One: it wants to hit or exceed an advance rate of 500 mm/hr – replicating an 8 m/d target that includes an envisaged two eight-hour production shifts and one eight-hour maintenance shift.
Two: it wants to test the machine’s cutting ability on both wet and dry material.
Three: it wants to push the penetration rate another 25-40% higher, alongside boosting the revolutions per minute from the 8-9 rpm it is currently operating at, to 10 rpm.
The company wants to put the machine through its paces before it moves onto another stage of its development.
Jordaan said he was hopeful of completing this testing – which constituted phase one of the SBS development – in around two months.
From there, if the reception is positive and no unforeseen complications arise, Master Drilling would look to manufacture the parts for the full 45-m long machine. In this task, the company is being helped along the way by three local engineering companies.
Phase three involves assembling and commissioning the whole machine and committing to a small excavation to test it out, while phase four is an ideal point to carry out mine site test.
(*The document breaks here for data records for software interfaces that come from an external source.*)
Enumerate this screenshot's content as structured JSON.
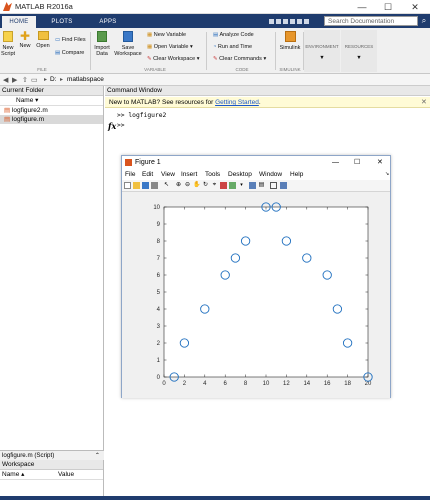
{
  "window": {
    "title": "MATLAB R2016a",
    "min": "—",
    "max": "☐",
    "close": "✕"
  },
  "tabs": [
    {
      "label": "HOME"
    },
    {
      "label": "PLOTS"
    },
    {
      "label": "APPS"
    }
  ],
  "search": {
    "placeholder": "Search Documentation",
    "icon": "search-icon"
  },
  "toolstrip": {
    "new_script": "New\nScript",
    "new": "New",
    "open": "Open",
    "find_files": "Find Files",
    "compare": "Compare",
    "import_data": "Import\nData",
    "save_workspace": "Save\nWorkspace",
    "new_variable": "New Variable",
    "open_variable": "Open Variable",
    "clear_workspace": "Clear Workspace",
    "analyze_code": "Analyze Code",
    "run_and_time": "Run and Time",
    "clear_commands": "Clear Commands",
    "simulink": "Simulink",
    "environment": "ENVIRONMENT",
    "resources": "RESOURCES",
    "sections": [
      "FILE",
      "VARIABLE",
      "CODE",
      "SIMULINK"
    ]
  },
  "addressbar": {
    "path_drive": "D:",
    "path_folder": "matlabspace",
    "sep": "▸"
  },
  "current_folder": {
    "title": "Current Folder",
    "col_name": "Name",
    "sort": "▾",
    "files": [
      {
        "name": "logfigure2.m"
      },
      {
        "name": "logfigure.m"
      }
    ]
  },
  "command_window": {
    "title": "Command Window",
    "banner_text": "New to MATLAB? See resources for ",
    "banner_link": "Getting Started",
    "banner_end": ".",
    "prompt": ">>",
    "command": "logfigure2",
    "fx": "fx"
  },
  "figure": {
    "title": "Figure 1",
    "menu": [
      "File",
      "Edit",
      "View",
      "Insert",
      "Tools",
      "Desktop",
      "Window",
      "Help"
    ],
    "controls": {
      "min": "—",
      "max": "☐",
      "close": "✕"
    }
  },
  "details": {
    "label": "logfigure.m  (Script)"
  },
  "workspace": {
    "title": "Workspace",
    "col_name": "Name",
    "col_value": "Value",
    "sort": "▴"
  },
  "chart_data": {
    "type": "scatter",
    "x": [
      1,
      2,
      4,
      6,
      7,
      8,
      10,
      11,
      12,
      14,
      16,
      17,
      18,
      20
    ],
    "y": [
      0,
      2,
      4,
      6,
      7,
      8,
      10,
      10,
      8,
      7,
      6,
      4,
      2,
      0
    ],
    "xlim": [
      0,
      20
    ],
    "ylim": [
      0,
      10
    ],
    "xticks": [
      0,
      2,
      4,
      6,
      8,
      10,
      12,
      14,
      16,
      18,
      20
    ],
    "yticks": [
      0,
      1,
      2,
      3,
      4,
      5,
      6,
      7,
      8,
      9,
      10
    ],
    "marker": "circle-open",
    "color": "#1f6fbf",
    "grid": false,
    "title": "",
    "xlabel": "",
    "ylabel": ""
  },
  "colors": {
    "accent": "#1f3c6e",
    "marker": "#1f6fbf",
    "banner": "#fffbd6"
  }
}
Phase five would see a full SBS deployment to its first major project.
Master Drilling was rightly wary of giving timelines on completing all these phases, knowing it would be reliant on securing funds for the machine build from its partner, South Africa’s Industrial Development Corp, and may need to make small changes to the machine design dependent on miner feedback from initial testing.
Yet, the company has opened the number of possible mine site testing options by designing the machine for shaft enlargement. This could see mining companies in need of extra shaft capacity sign up Master Drilling as a contractor to carry out an enlargement project, first, ahead of a much riskier blind sinking operation at a new underground mine later.
In terms of machine configuration, all that needs to change to carry out an enlargement is the cutter head, according to Goodwin.
This could prove decisive in terms of industry acceptance, allowing Master Drilling to obtain a mining customer reference much quicker than it would have if the only potential avenue was a blind sink.
When asked how the machine is likely to perform in terms of cost per metre, Jordaan said it would be competitive with drill and blast, but the real value proposition came in the form of reaching the development level and, therefore, the orebody that much quicker than the conventional method.
If, as van Dorssen said, the SBS can achieve a sink three times quicker than typical shaft sinking, miners could also be in line to receive cash flow that much faster.
In a cyclical market like mining that is an incredibly powerful value proposition.
It could reduce the risk associated with commodity prices potentially going the wrong way during development and allow a company to start paying back the capital sooner than expected.
Other companies already claim their mechanised machines can achieve such shaft advances, but these have either not yet been proven in hard-rock applications – being trialled only in potash or other softer rock – or require bottom shaft access to realise these rates.
It’s worth acknowledging that the SBS could also be used in softer rock with the expected increase in drilling speed countered by the need for further rock reinforcement.
And, whereas other OEMs will manufacture one machine per project, Master Drilling has longer-term plans for each SBS unit it manufactures. This could allow the company to charge a reduced rate to mining clients as it writes off its investment over multiple contracts.
So, once again, Master Drilling appears to be pushing the envelope on boring technologies.
In addition to the MTB, which is designed to work on 9° inclines/declines and have a 30 m turning radius – not typical tunnel boring machine traits – it has also carried out a number of firsts in the raiseboring market, with the company behind some of the widest diameter and deepest raises in the world.
With resources and expertise from across the globe to call on, it can innovate at a pace and cost many of its peers cannot compete with.
For those reasons, Master Drilling and the SBS are worth keeping an eye on.